I’m most definitely not a Christian, and while the slow demise of Anglicanism is a loss to the art of flower arranging, it doesn’t particularly concern me. As my main man Karl said, “religion is the opium of the people”. However, even I find the idea of David Cameron as a plougher for Jesus hilarious.
The rest of the left has reacted in a somewhat predictable manner, trying to distance Jesus’ teachings from Cameron’s politics, even arguing that Christ was somehow a left-winger. This is an inadequate response at best; there’s no textual basis to make any assumptions about his politics, and whatever they were shouldn’t matter anyway.

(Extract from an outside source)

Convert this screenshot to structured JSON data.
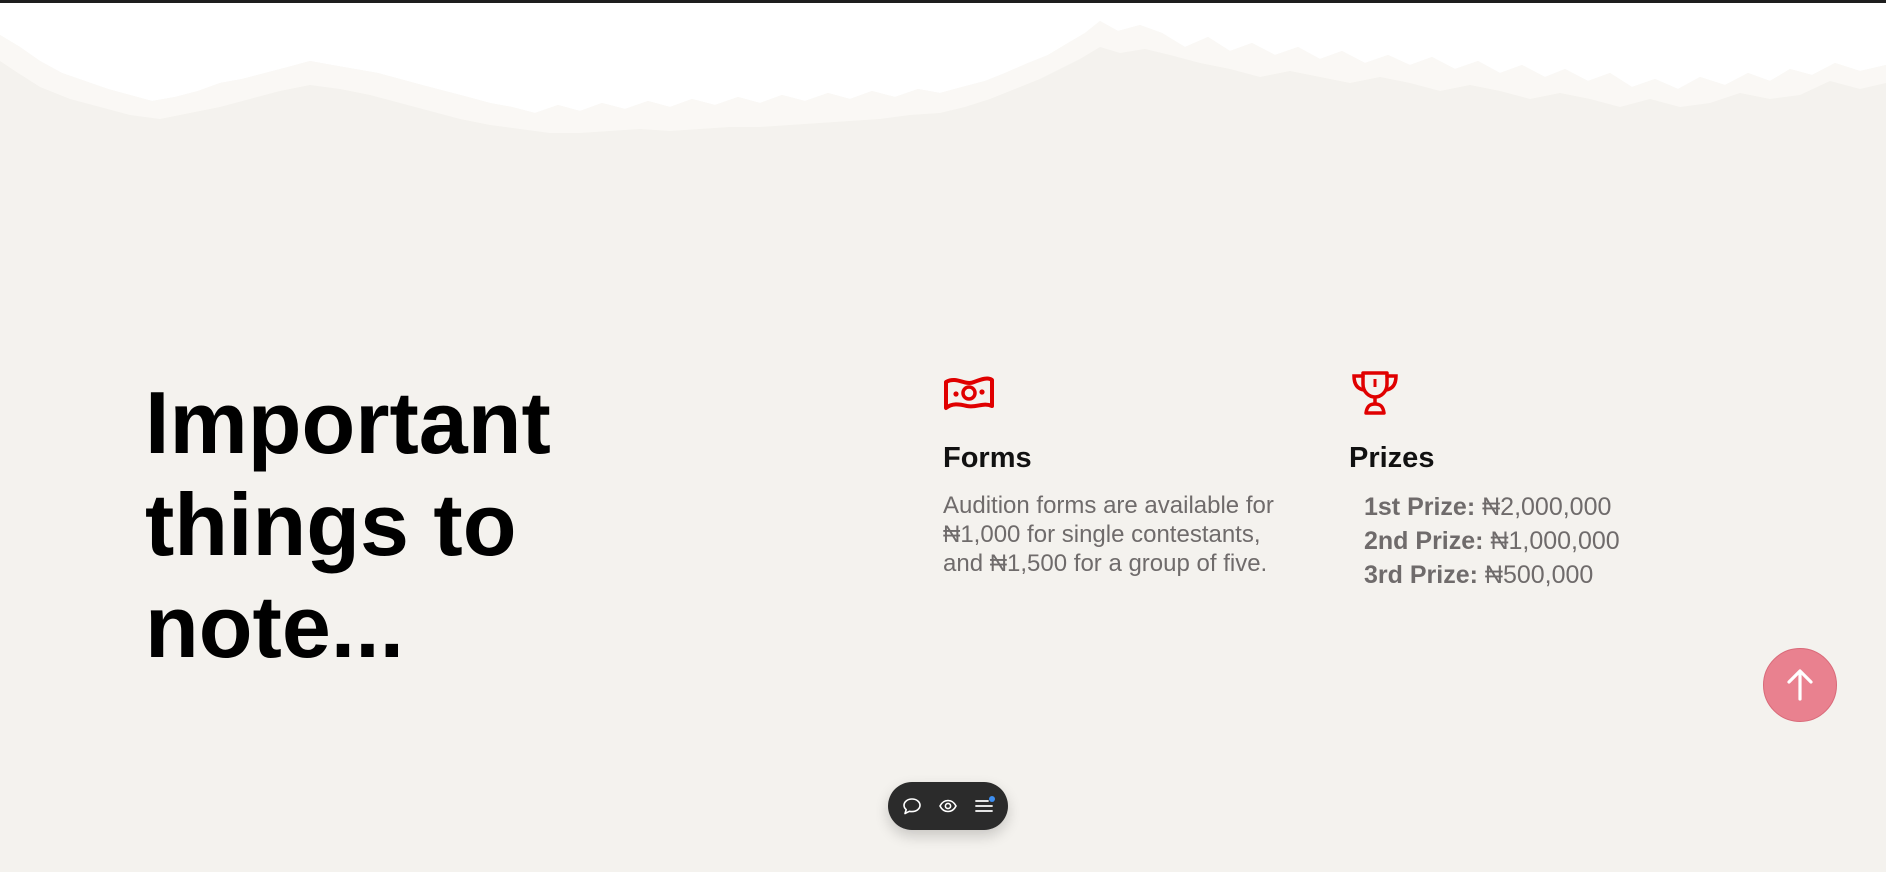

Cameron’s declaration of Christianity is ludicrous because his Government has pushed through measures that most Christians and almost all churches were actively opposed to, most notably same-sex marriage. Just so I’m being absolutely clear, I support same-sex marriage and I’m glad this Government has finally brought it in (after years of lobbying by the LGBT+ community). However, the Church, and the majority of Cameron’s MPs (particularly the Christian ones) opposed it. If Cameron opposed same-sex marriage on religious grounds that would be shit, but at least he’d have some fucking principles.
Clearly, Cameron has no grounds to claim to be “bringing God back into politics”. I’m glad he’s not – but why is he claiming to be? 4 letters – UKIP. They’re taking votes off the Tories, and Call-Me-Dave thinks he can win those voters back with a transparent attempt to “do God”. It really is that cynical.
The issue of politics and religion goes a lot deeper than Cameron’s scrabbling for votes, though. It’s a toxic relationship that damages both parties. I grew up as a Strict Baptist, so I know my Bible quite well. Jesus didn’t talk politics much, and judging by his statement that “[his] Kingdom is not of this world” (John 18:36) that’s because he didn’t think Christianity had much place in politics.
The early Church didn’t have a lot of luck with politics; most notably, the Roman state didn’t like Jesus very much, hence the whole cross thing. In fact, whenever the Church has had anything radical, interesting or even relevant to say they’ve been persecuted by those in power.
The link between Church and state fucks with our freedom in a number of ways – for example, we’re the only country aside from Iran with unelected religious leaders helping make our laws. It also means the state can interfere in the workings of the Church, rather than it being an independent institution.
There is no Biblical basis for the Church to be part of the state, and we’d all be better off if it wasn’t. Religion is a private matter, so keep it like that.